One of the most prized photography collections in the region will soon call Lake Cowichan its permanent home, thanks in large part to a local organization that has donated thousands of dollars to the Kaatza Station Museum and Archive.
Last year the Cowichan Lake Community Forest Co-op announced it would match all private donations to the museum, which is striving to construct a special extension to its current building in order to house the photo collection of Wilmer Gold, who chronicled the logging industry on Vancouver Island beginning in the 1930s. The collection contains approximately 1,000 photographic negatives, which must be preserved through controlled refrigeration techniques not possible at the museum’s current facilities.

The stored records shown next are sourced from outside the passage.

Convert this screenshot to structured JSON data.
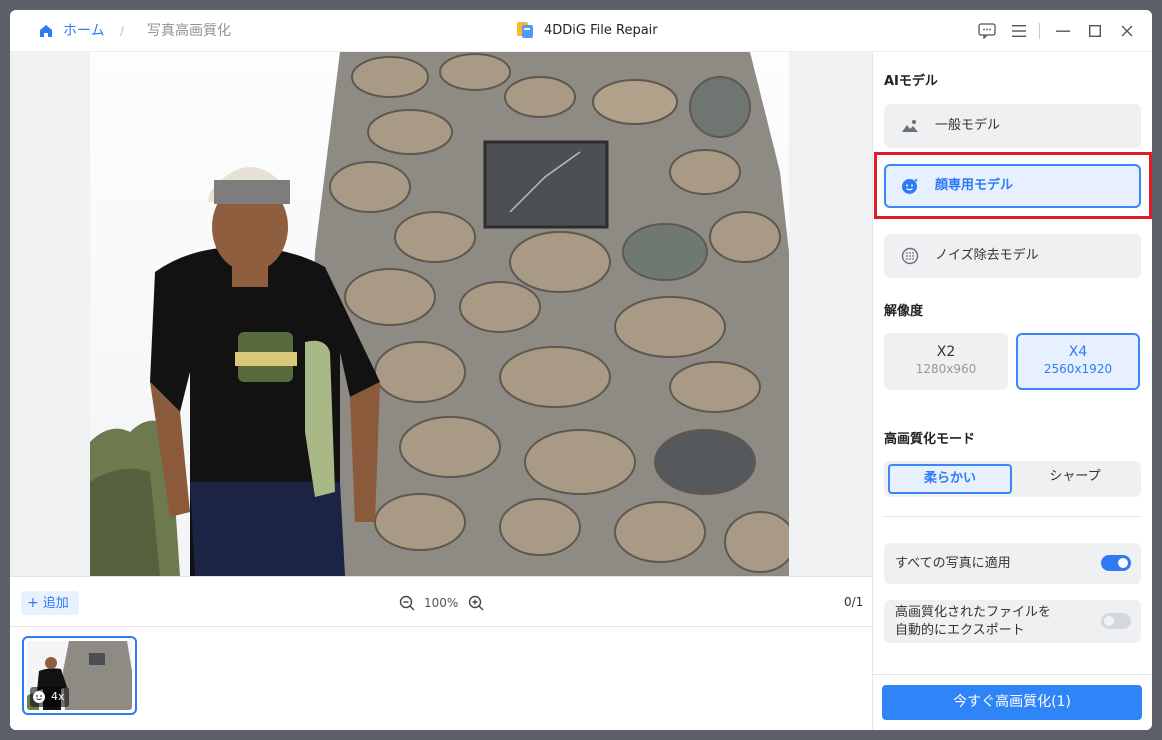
{
  "titlebar": {
    "home_label": "ホーム",
    "separator": "/",
    "current_page": "写真高画質化",
    "app_title": "4DDiG File Repair"
  },
  "image_toolbar": {
    "add_label": "追加",
    "zoom_level": "100%",
    "page_counter": "0/1"
  },
  "thumbnails": [
    {
      "badge": "4x"
    }
  ],
  "panel": {
    "ai_model_title": "AIモデル",
    "models": [
      {
        "label": "一般モデル",
        "icon": "image-icon",
        "selected": false
      },
      {
        "label": "顔専用モデル",
        "icon": "face-icon",
        "selected": true
      },
      {
        "label": "ノイズ除去モデル",
        "icon": "noise-icon",
        "selected": false
      }
    ],
    "resolution_title": "解像度",
    "resolutions": [
      {
        "label": "X2",
        "size": "1280x960",
        "selected": false
      },
      {
        "label": "X4",
        "size": "2560x1920",
        "selected": true
      }
    ],
    "mode_title": "高画質化モード",
    "modes": [
      {
        "label": "柔らかい",
        "selected": true
      },
      {
        "label": "シャープ",
        "selected": false
      }
    ],
    "apply_all_label": "すべての写真に適用",
    "apply_all_on": true,
    "auto_export_label_line1": "高画質化されたファイルを",
    "auto_export_label_line2": "自動的にエクスポート",
    "auto_export_on": false,
    "enhance_button": "今すぐ高画質化(1)"
  },
  "colors": {
    "accent": "#2f7bf5",
    "highlight": "#e01c2a",
    "panel_bg": "#eff0f2",
    "selected_bg": "#e6f0fe"
  }
}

“There is none other like it in the world and historians will be blessed as the years go on with this Gold collection. We’re very pleased to support the project,” said Bruce Ingram, chairman of the forest co-op’s finance committee.
On Thursday, Ingram presented a cheque on behalf of his organization to the Kaatza Historical Society for more than $10,000.
Last year the co-op announced it would match all private donations made to the museum’s fund by Dec. 31, 2015. The total amount raised by the museum by this deadline was $11,390.
“We were very impressed with the work done for the preservation of the collection,” said Ingram. “The Cowichan Lake forest co-op board is very pleased to announce that we are going to donate an additional $15,000 to the Kaatza museum society at the full lock-up stage [of construction] to assist with the finishing up of the project.”
Between this additional money, the matched donations and $2,000 given by the co-op last year to help the museum advertise its fundraising initiative, the total contribution from the co-op comes close to half of the approximately $69,000 the museum has raised to date for the new extension, which will also house the International Woodworkers of America photo collection.
Pat Foster, president of the Kaatza Historical Society, said a special sign will be placed outside the extension during construction, thanking the people and groups who made contributions to the project.
“The forest co-op is of course the largest donor to our new addition, so we wanted to indicate our special appreciation,” she said.
“[The donation] has enabled us to go to builders and actually see quotes because we weren’t comfortable doing that until we had enough funds in place to actually finish up to the lockup stage. And now with the extra donation, we’ll be able to finish the inside.”
Foster said she hopes work gets underway later this spring, with all the walls, doors and windows in place by the end of June, and the entire project completed before the end of the year.
Patrick Hrushowy, a consultant to the co-op, said the region’s long history of forestry made supporting the museum and its efforts to preserve the Gold collection a no-brainer.
“The forest industry is what’s made this community,” he said.
“It came together more than 100 years ago and it’s just a solid part of the history and the co-op board decided it was important to officially preserve that history, make it available to future generations.”